Many commercial property owners and investors hit by Hurricane Matthew may insure multiple buildings under one policy. Depending on the insurance coverage form, one or multiple deductibles may apply. I was thinking about this while reading a recent case indicating that multiple deductibles applied.1
As I read the opinion, I kept thinking, “did the policyholder attorney ever show other policy forms which are much clearer and state words to the effect that “locations damaged from one event or occurrence will have the deductible applied separately to each location?” I then read the policyholder’s brief and there was no such argument or showing.
Most judges are not experts analyzing insurance contracts and depend upon attorneys for the parties to educate them. Judges certainly are not thinking about deductibles to multiple locations occurring during a storm like Hurricane Matthew. But, insurance agents, adjusters, and my other nerdy friends who read this blog are thinking about these things. These issues arise all the time at apartment complexes and the answer often depends on the policy form.
The policyholder attorney in the referenced case should have consulted the FC&S Bulletin and an expert in these forms. For instance, the FC&S Bulletin has at least two question and answer discussions on this which could have led to a different result:
Deductible Application for Multiple Locations Loss
Discusses application of deductible when more than one property is insured on single homeowners or dwelling fire policy, or when two separate policies are in place, and the same covered loss damages both properties.
August 1, 2008
Deductible Application for Multiple Locations Loss
If an insured has two separate locations insured on the same ISO homeowners policy, and each location is destroyed by the same tornado, should one deductible apply or two?
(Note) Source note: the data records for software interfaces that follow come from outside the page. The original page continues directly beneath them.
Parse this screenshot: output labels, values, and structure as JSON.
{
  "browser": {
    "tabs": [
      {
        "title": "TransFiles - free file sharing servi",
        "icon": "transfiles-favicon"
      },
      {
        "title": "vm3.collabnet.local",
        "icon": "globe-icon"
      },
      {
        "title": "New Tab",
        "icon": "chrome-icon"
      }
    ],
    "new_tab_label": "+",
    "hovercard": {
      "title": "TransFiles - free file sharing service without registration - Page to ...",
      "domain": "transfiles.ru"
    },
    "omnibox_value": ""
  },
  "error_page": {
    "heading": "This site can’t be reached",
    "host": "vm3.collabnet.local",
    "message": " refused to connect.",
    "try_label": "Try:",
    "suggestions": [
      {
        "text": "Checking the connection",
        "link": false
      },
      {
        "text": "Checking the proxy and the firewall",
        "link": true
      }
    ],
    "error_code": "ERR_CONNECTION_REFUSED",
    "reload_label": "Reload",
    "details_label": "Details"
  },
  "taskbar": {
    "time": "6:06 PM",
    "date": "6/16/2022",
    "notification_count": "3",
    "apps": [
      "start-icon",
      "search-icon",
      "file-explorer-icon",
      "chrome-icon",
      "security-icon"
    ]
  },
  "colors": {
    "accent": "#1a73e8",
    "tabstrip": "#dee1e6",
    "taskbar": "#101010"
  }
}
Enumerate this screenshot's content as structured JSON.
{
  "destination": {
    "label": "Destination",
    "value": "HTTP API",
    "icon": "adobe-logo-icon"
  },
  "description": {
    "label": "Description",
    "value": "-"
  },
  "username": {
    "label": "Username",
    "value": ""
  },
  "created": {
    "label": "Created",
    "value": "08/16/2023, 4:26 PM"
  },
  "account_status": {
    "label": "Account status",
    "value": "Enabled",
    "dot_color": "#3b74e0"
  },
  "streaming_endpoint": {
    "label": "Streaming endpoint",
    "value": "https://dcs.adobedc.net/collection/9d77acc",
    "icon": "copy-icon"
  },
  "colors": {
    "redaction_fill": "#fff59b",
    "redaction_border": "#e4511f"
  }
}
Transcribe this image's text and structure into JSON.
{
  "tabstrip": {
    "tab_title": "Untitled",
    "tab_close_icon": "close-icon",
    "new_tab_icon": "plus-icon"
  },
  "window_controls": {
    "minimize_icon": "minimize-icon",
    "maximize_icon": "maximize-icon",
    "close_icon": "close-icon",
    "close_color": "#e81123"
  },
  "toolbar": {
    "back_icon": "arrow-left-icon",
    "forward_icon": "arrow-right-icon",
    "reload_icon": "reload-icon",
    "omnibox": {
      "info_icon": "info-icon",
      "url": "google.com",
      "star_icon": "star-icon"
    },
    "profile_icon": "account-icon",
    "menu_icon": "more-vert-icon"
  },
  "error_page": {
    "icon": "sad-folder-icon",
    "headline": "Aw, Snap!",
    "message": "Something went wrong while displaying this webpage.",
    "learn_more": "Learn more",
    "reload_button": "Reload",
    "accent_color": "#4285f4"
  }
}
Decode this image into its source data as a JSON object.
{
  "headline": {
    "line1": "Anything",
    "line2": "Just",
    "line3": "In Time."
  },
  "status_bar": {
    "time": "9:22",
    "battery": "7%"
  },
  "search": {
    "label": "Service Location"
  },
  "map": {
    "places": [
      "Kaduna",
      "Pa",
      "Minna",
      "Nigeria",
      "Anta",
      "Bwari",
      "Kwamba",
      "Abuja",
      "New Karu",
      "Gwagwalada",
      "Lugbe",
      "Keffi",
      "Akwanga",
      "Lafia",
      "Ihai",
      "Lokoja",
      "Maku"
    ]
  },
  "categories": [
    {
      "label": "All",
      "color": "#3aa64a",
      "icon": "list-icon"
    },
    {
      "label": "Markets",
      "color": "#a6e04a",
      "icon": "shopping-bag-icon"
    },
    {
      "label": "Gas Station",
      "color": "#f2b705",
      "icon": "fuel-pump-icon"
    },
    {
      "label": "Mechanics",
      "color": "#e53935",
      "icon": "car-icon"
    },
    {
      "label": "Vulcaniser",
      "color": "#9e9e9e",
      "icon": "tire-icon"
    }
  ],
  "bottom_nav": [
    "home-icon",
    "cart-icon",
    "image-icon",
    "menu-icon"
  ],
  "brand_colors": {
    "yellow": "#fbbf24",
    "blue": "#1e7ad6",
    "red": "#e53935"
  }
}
Would the answer change if they were insured on separate policies? Would the answer change if these are dwelling fire forms?
The answer depends upon which edition of the homeowners policies is being used. The 1991 homeowners forms are silent as to application of the deductible, so the insured would probably get the benefit of the doubt. However, if a separate deductible was shown applying to each location, then an argument could be made that both should apply. Two policies, with two declarations, would appear to argue for two deductibles.
In the 2000 edition the deductible provision states that "subject to the policy limits that apply, we will pay only that part of all loss payable under Section I that exceeds the deductible amount shown in the Declarations." Here, if both properties are insured on the same form, an argument can be made that one deductible applies to all Section I damage. But with two policies, it would appear that the deductible would apply separately. Obviously, then, it is to the insured’s advantage to insure both properties on one policy.
If the properties are insured on one dwelling fire form, the 1989 edition does not address application of a deductible. If two forms were used, then, similarly to the homeowners, the presence of a deductible on each declarations page argues for two being applied. The 2002 form states that "Subject to the policy limits that apply, we will pay only that part of the total of all loss payable that exceeds the deductible amount shown in the Declarations." Here, it appears that even if two properties were insured on one form, presumably each would have a separate property limit of liability, so an argument could be made that two deductibles apply. On the other hand, the "total of all loss payable" could just as easily refer to both properties, and therefore one deductible would apply. The benefit of the doubt would go to the insured.
One Deductible or Two?
How many deductibles should be applied for losses at more than one location?
April 8, 2014
A CP 00 10 form was written on three properties for the same insured, all located at different addresses. Each location is listed with a limit of coverage and deductible on the declarations.
A storm caused damage to two of the three locations.
My superior states that both losses to the buildings will be covered with one deductible taken. I felt that since there is a deductible listed for each location, a deductible would be taken for each loss.
What is the correct interpretation?
The CP 00 10 states that when there is loss to more than one item of covered property and separate limits apply, a deductible is applied only once per occurrence. Nothing in the CP 00 10 addresses a situation where different deductible amounts apply to each location. There are other forms that state only the higher deductible will apply, which could be the case with your situation. But absent any other policy language pertinent to the application of deductibles, only one would apply.
Subscribe to the FC&S and do not solely depend on judge made case law to interpret insurance contracts.
1 Sandia Partners, LLC v. Foremost Ins. Co., 2016 WL 5661717 (E.D. Pa., September 30, 2016).